Task statement - Please return the lines of the data that contain "station".

[Opening Records section]

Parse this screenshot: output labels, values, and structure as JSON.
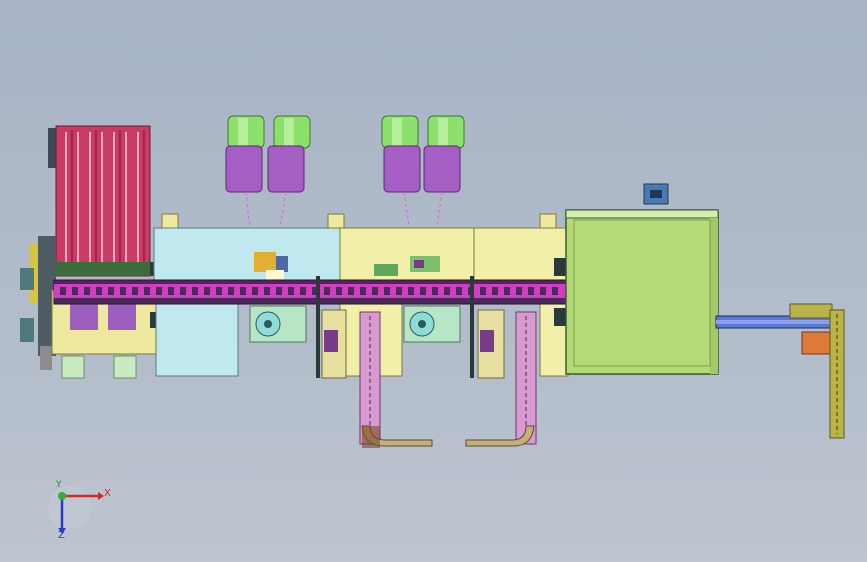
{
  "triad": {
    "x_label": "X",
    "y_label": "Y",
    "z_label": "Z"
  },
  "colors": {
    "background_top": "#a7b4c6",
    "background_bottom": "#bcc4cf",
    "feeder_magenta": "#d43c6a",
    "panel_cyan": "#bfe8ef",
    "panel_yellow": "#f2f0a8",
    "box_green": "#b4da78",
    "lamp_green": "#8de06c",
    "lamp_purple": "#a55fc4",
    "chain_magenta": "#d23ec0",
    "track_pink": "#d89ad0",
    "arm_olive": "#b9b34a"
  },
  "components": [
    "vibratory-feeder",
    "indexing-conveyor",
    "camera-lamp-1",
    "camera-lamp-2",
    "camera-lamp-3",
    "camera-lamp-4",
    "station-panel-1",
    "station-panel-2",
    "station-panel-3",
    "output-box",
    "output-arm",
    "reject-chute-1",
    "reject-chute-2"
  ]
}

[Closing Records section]
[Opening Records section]

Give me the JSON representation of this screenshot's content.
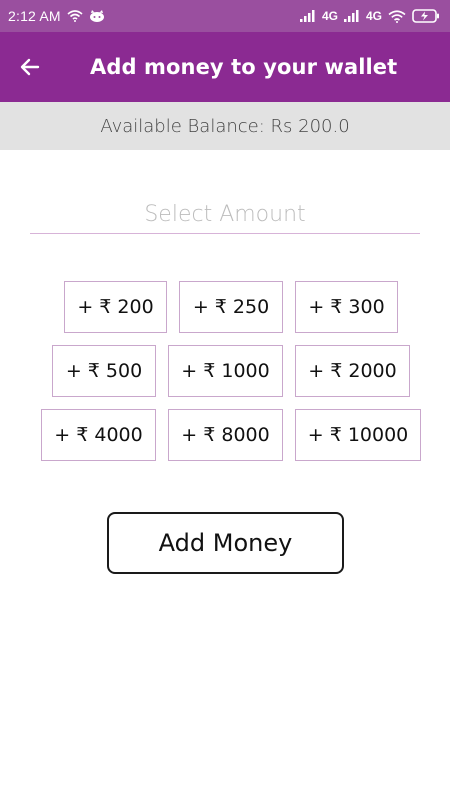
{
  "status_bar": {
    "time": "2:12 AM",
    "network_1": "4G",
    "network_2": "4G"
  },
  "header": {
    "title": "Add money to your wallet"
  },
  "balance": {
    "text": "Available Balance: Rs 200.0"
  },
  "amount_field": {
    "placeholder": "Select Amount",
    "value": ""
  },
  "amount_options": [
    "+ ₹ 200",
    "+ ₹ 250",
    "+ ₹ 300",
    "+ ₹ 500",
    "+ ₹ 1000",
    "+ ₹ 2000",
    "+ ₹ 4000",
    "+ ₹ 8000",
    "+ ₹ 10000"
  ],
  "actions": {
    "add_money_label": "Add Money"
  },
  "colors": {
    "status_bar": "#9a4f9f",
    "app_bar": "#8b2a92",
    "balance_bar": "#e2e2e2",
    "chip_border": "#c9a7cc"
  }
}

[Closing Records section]

Exercise output -
    "station-panel-1",
    "station-panel-2",
    "station-panel-3",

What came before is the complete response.